Even before its release on PC last year, Outlast was already gaining a reputation as one of the scariest survival horror games of recent years; and for good reason. As you’d expect, there are a number of (consistently effective) jump scares, but developer Red Barrels also makes excellent use of its setting – the thankfully fictional Mount Massive insane asylum – as well as a number of truly terrifying antagonists, to create a game that is very difficult to play with the lights turned off.
Dead Nation: Apocalypse Edition
Essentially just a PS4 port of a three-and-a-half-year-old PS3 game, Dead Nation: Apocalypse Edition is arguably the console’s most disappointing PlayStation Plus game so far; especially considering that many gamers will already own the PS3 version from the PSN hack’s Welcome Back package. That said, top-down shooter Dead Nation is still certainly worth a play on PS4, and the inclusion of the addictive Road to Devastation DLC increases the game’s longevity significantly.
Mercenary Kings should look instantly familiar to anyone who has played a Metal Slug title, as Tribute Games’ first console project has more than a little in common with the classic run and gun series; from the military theme and dark humour, to the 2D graphics and high level of difficulty. Although the whole game can be played in singleplayer only, our advice is to bring a few friends along for the journey, as you’ll find things are a lot less frustrating!
Stick it to the Man!
Stick it to the Man is one of those rare games that ends up being awesome, even though you had absolutely zero ideas of what to expect. Part platformer, part point-and-click adventure, Zoink Games’ debut console title stars the hapless Ray, who suffers an unfortunate head injury at the start of the game, and soon after finds that he can read people’s minds. It’s genuinely funny, with surprisingly great voice-acting, so we thoroughly recommend giving this one a download.
Although many of the games that have been free on PlayStation Plus aren’t quite AAA in quality, it would take an extremely picky gamer to be disappointed with them. The seven titles we’ve seen so far represent a number of different genres and styles, so if you’re not a fan of one game, there’s a good chance you’ll enjoy the next. The fact is that, after six months, your £40 annual subscription has already got you a collection of games worth nearly £90; with plenty more to come in the future, including Driveclub: PlayStation Plus Edition and The Binding of Isaac: Rebirth.
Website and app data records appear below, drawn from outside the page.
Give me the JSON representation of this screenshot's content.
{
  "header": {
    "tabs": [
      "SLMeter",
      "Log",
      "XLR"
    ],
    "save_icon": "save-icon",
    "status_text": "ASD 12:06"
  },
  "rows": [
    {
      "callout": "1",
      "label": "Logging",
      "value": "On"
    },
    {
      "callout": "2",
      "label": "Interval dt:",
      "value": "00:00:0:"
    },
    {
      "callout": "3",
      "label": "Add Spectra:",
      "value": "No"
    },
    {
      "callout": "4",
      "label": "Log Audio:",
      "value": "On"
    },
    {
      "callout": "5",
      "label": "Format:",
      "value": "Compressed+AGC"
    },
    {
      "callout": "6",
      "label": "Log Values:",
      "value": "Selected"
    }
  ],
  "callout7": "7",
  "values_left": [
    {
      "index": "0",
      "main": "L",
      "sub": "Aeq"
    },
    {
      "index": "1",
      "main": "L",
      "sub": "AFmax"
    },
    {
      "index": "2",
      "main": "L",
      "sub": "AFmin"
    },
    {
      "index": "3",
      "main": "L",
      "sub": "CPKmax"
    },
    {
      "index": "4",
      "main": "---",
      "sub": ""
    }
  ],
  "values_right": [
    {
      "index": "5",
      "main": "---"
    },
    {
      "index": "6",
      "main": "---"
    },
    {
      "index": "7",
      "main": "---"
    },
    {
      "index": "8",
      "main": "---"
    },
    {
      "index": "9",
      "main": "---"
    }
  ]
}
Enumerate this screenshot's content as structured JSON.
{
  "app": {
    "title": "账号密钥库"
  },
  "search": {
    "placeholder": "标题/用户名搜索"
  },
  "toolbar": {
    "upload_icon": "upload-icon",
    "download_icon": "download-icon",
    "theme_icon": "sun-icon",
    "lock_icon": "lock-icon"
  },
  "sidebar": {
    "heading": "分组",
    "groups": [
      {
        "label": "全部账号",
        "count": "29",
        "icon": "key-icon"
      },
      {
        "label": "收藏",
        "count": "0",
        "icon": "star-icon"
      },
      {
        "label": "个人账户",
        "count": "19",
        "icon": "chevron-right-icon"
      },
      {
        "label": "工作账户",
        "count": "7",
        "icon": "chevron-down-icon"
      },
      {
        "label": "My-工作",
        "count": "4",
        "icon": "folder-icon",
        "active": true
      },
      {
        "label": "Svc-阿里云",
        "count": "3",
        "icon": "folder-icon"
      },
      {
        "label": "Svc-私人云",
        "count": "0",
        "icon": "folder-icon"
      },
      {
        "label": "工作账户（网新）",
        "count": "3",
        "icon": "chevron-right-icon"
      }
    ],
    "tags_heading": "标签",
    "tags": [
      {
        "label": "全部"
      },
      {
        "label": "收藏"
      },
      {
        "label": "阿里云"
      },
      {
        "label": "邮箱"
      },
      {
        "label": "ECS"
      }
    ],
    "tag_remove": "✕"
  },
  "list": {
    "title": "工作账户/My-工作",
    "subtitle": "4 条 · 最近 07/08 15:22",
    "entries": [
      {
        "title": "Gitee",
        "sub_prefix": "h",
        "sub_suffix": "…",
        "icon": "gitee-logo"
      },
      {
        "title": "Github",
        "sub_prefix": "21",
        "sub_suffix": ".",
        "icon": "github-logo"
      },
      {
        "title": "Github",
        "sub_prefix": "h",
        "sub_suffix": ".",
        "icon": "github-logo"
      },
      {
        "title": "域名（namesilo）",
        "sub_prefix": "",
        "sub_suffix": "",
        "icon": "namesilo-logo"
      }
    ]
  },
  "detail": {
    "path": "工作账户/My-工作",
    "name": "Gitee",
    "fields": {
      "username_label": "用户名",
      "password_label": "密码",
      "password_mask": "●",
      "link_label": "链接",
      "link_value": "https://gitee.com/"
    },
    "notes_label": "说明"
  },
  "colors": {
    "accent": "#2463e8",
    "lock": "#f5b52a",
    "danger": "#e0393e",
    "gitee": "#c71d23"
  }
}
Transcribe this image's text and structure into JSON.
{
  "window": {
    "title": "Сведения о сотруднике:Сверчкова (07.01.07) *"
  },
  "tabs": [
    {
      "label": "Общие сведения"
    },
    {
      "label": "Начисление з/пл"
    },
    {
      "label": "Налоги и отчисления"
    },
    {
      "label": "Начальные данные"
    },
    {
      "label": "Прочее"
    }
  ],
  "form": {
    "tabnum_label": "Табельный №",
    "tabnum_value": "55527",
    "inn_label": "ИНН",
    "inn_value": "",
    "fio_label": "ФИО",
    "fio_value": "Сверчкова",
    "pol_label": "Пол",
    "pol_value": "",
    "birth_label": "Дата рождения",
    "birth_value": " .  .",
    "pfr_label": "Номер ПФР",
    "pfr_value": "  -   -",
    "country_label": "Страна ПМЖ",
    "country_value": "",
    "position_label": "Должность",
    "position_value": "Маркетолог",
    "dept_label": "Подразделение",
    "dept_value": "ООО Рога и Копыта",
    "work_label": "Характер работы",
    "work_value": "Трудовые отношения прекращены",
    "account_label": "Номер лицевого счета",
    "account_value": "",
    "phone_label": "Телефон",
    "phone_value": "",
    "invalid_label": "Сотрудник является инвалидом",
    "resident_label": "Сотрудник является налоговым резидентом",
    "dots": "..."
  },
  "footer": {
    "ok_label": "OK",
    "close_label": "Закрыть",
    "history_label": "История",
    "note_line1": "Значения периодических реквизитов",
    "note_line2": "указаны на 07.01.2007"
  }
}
As the PS4’s game library and user base grow, then obviously the console’s Instant Game Collection will too. Around 70 games are already available for the system, so we predict it shouldn’t be too long before we start seeing big blockbuster games that we’ve come to expect from the service on other Sony consoles. After all, today’s PlayStation Plus on PS3 is hugely different to the one that launched four years ago, so we can only imagine what it will look like on PS4 in a year or two’s time.